Advanced Electronics: 4 Brake Systems to Use in Modern Cars
If you want to buy a vehicle for personal needs, or find a rental car in Baltimore for your road trip, most likely you’ll check its appearance, price, power and sometimes, its torque. And only few people wonder what braking system is installed into the car. We are all accustomed to the fact that modern cars have reliable brakes. Therefore, we don’t worry much about what the car will do in emergency situations. As a result, we don’t know about what a certain brake system is capable of.
So, we suggest you consider in detail electronic brake systems of modern cars that are intended to assist the driver, as well as to protect the car from an accident.
Anti-Lock Braking System
In case you press the brake pedal abruptly and hold it while driving a car without ABS, then most likely one or several wheels will be locked until the car stops, causing an uncontrolled drift and loss of management of the car.

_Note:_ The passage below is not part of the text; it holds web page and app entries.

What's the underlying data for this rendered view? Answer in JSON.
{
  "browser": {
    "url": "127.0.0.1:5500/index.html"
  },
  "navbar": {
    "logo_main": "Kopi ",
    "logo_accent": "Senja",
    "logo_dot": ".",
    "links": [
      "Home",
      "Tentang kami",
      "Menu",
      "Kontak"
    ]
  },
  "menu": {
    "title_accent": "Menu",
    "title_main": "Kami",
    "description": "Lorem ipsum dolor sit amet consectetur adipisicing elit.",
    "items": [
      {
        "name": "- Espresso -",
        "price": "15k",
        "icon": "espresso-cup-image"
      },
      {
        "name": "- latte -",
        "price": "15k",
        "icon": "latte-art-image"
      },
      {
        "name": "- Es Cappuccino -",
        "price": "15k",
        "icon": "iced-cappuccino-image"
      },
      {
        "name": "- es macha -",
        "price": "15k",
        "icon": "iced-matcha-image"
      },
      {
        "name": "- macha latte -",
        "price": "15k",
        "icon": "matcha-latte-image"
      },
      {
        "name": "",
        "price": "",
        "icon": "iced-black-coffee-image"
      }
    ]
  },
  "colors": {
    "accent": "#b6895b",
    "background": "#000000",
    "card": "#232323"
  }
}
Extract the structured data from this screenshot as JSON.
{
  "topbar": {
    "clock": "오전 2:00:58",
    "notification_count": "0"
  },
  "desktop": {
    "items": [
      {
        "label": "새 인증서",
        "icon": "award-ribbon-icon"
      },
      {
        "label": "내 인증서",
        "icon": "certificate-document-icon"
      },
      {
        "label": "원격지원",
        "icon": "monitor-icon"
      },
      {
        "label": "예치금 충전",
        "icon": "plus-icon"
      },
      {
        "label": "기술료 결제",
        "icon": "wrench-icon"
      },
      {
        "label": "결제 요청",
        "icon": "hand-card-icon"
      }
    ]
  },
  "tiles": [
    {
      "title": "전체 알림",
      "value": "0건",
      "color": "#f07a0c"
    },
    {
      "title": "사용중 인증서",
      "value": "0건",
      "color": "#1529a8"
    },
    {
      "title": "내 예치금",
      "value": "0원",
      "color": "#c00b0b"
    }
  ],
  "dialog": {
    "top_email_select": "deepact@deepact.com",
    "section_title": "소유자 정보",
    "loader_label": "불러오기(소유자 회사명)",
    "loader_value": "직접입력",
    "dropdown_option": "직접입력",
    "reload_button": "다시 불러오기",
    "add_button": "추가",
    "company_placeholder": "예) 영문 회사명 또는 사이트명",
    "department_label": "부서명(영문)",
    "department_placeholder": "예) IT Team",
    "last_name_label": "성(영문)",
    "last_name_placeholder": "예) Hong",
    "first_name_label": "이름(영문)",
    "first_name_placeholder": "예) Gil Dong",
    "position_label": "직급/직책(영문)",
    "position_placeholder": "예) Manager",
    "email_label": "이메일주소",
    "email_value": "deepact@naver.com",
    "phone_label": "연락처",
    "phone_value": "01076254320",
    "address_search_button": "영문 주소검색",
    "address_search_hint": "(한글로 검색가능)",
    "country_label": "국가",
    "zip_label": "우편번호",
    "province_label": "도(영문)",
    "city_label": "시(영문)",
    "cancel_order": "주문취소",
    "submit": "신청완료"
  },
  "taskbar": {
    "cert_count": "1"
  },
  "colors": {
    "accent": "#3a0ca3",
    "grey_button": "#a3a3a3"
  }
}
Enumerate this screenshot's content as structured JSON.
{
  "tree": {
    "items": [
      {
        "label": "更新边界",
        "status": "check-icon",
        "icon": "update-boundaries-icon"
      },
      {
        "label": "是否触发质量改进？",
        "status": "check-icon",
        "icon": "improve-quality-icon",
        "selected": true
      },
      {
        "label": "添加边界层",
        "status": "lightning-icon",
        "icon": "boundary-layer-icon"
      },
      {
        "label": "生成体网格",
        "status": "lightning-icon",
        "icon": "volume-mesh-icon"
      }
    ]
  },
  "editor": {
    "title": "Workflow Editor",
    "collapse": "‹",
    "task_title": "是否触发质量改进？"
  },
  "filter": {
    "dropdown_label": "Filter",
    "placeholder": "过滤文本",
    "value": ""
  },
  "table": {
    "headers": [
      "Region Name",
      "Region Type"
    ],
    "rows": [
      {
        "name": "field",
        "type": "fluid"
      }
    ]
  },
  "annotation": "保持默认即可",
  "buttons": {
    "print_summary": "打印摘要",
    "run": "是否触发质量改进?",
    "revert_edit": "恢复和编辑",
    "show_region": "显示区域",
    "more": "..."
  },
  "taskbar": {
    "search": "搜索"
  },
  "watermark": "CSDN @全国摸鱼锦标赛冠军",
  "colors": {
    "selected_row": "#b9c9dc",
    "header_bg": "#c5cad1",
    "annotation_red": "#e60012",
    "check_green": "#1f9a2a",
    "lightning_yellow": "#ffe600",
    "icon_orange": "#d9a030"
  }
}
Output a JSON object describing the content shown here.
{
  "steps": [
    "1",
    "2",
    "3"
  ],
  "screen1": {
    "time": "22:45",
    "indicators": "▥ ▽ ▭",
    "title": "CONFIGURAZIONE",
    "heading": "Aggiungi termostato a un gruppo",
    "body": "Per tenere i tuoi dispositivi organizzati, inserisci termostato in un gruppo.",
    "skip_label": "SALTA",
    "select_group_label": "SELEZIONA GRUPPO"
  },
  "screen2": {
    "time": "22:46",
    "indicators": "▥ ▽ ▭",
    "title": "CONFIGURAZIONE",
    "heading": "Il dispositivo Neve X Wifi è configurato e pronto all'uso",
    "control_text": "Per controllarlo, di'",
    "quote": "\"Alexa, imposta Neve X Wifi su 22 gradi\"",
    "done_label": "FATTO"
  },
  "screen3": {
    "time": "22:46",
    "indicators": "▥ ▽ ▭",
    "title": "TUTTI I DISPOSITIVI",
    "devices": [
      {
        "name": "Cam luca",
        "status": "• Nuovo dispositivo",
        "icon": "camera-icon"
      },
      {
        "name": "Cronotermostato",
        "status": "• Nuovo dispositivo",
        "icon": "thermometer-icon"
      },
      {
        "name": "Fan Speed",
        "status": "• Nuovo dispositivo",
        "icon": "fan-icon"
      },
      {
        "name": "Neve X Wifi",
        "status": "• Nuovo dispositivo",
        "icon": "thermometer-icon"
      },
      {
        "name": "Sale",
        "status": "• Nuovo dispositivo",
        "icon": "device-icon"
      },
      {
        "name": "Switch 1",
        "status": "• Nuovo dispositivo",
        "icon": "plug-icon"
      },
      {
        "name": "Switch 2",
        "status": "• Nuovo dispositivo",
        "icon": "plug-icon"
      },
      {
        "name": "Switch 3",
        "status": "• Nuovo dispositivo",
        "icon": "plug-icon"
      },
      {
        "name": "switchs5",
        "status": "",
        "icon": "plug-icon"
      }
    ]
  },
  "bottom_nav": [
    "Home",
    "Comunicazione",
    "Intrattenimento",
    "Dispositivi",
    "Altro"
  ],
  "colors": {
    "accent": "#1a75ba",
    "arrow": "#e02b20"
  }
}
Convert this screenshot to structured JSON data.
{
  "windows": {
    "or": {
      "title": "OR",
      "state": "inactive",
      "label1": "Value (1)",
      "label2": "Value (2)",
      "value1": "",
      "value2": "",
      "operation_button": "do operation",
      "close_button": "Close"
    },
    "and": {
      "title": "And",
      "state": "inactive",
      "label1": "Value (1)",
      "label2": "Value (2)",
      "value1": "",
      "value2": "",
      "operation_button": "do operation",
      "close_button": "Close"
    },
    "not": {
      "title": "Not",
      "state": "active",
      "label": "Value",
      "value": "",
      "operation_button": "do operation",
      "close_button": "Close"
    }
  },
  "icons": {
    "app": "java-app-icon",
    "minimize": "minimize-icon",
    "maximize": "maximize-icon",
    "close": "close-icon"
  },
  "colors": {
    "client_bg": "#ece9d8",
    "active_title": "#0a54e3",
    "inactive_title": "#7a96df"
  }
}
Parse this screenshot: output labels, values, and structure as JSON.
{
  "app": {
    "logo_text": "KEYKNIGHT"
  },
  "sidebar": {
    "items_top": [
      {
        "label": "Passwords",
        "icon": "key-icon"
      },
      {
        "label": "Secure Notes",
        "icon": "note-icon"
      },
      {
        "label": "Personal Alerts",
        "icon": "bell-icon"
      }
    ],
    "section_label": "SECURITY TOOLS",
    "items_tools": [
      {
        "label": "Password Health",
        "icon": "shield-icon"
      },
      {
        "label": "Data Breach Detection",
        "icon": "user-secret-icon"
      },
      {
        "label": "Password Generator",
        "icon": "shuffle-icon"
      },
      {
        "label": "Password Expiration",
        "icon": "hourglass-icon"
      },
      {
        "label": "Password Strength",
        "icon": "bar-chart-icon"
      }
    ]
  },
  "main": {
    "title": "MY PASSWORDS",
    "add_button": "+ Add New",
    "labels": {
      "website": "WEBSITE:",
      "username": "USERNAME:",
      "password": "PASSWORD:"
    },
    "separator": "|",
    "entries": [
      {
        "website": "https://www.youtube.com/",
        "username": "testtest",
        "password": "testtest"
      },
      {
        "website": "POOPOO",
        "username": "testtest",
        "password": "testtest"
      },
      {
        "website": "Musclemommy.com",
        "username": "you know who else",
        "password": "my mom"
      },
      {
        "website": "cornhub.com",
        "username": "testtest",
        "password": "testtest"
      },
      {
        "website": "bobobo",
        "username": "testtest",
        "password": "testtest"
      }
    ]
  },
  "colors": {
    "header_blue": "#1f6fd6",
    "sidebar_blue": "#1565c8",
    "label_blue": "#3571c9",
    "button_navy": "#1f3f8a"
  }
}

The best way to maintain controllability if you want to spot the ABS-free car immediately is to apply a special method of braking: you must press the brake pedal, then immediately release it, and then almost immediately press the brake pedal again sharply. Thus, we reduce the risk of getting into the skid from sudden braking by pressing and releasing the brake pedal.
This method is called the threshold braking. In this case, the brake remains clamped until the wheels are locked. ABS does it for the driver. When you start to brake abruptly by using ABS system, the electronics don’t allow the wheels to be locked.
Unlike the driver himself, the ABS system presses and releases the brakes much better and faster. A car with an ABS system is much easier to drive. That’s why in the Formula 1 race cars banned the use of this system due to the fact that ABS reduces the need of a high skill of the rider, which allows the use in the race less trained pilot.
Emergency Brake Assist
This system helps the driver abruptly perform emergency braking by applying additional braking power. Usually, we don’t use emergency braking. On the one hand, this is very good, as very often it’s associated with the risk of getting into an accident.
However, on the other hand, the fact that we rarely use emergency braking plays a bad role for many drivers. Therefore, a large number of drivers lack the experience and training in order to know what needs to be done in an emergency.
How does it work? The brake pedal is equipped with a special sensor that detects when the driver tries to make an emergency stop. If the system determines that the driver wants to stop the car immediately, then the hydraulic brake booster starts working, and adds effort to depressing the brake pedal in order to stop the car faster.
Electronic Brakeforce Distribution
EBD is a preventive safety measure. Since each wheel experiences a different load during braking, then they expect different stopping force.
For example, imagine a straight road where you need to stop just before a pedestrian crossing. In this case, when braking, the car’s weight shifts forward, causing an increased load on the front wheels. The heavier the wheels, the less risk they will block. Therefore, in vehicles with EBD, a control valve in the hydrolytic system distributes more braking force to the front wheels. Without EBD system, the braking force is distributed regardless of the weight displacement – about the same extent as on the front and rear wheels.
Of course, this may seem an acceptable solution for optimal brake performance, but not a perfect one. The fact is that many factors affect the weight balance of the car. EBD is able to distribute the optimal braking force required for each vehicle wheel.
Autonomous Emergency Braking
AEB is a great achievement of the automotive industry. This system automatically works without any driver’s participation and can stop the vehicle if danger of a collision occurs. Basically, the system first alerts the driver about the upcoming danger. If the driver ignores the warning, then AEB will work.
(photo by Gary Hoglund)
As a rule, most AEB systems aim to prevent collisions with the front of the car. However, some advanced systems can operate when reversing. What’s more, the system may be configured to detect smaller details.
The principle of operation of these systems is diverse – different cars have their own specifics of the operation of such safety systems. So, in Volvo and Ford cars the system works at speeds up to 30 km/h: first it notifies the driver about the danger of a collision and then if the driver doesn’t react, the system turns on hard braking instantly.
In Mercedes-Benz and Nissan-Infiniti cars, automatic braking systems work not only at low speeds, but are also capable of automatically stopping the car at high speed. Systems are able to determine the level of danger of a collision.
In case of danger, the electronics begin to warn the driver about the danger of a collision, and then begins to automatically stop the car.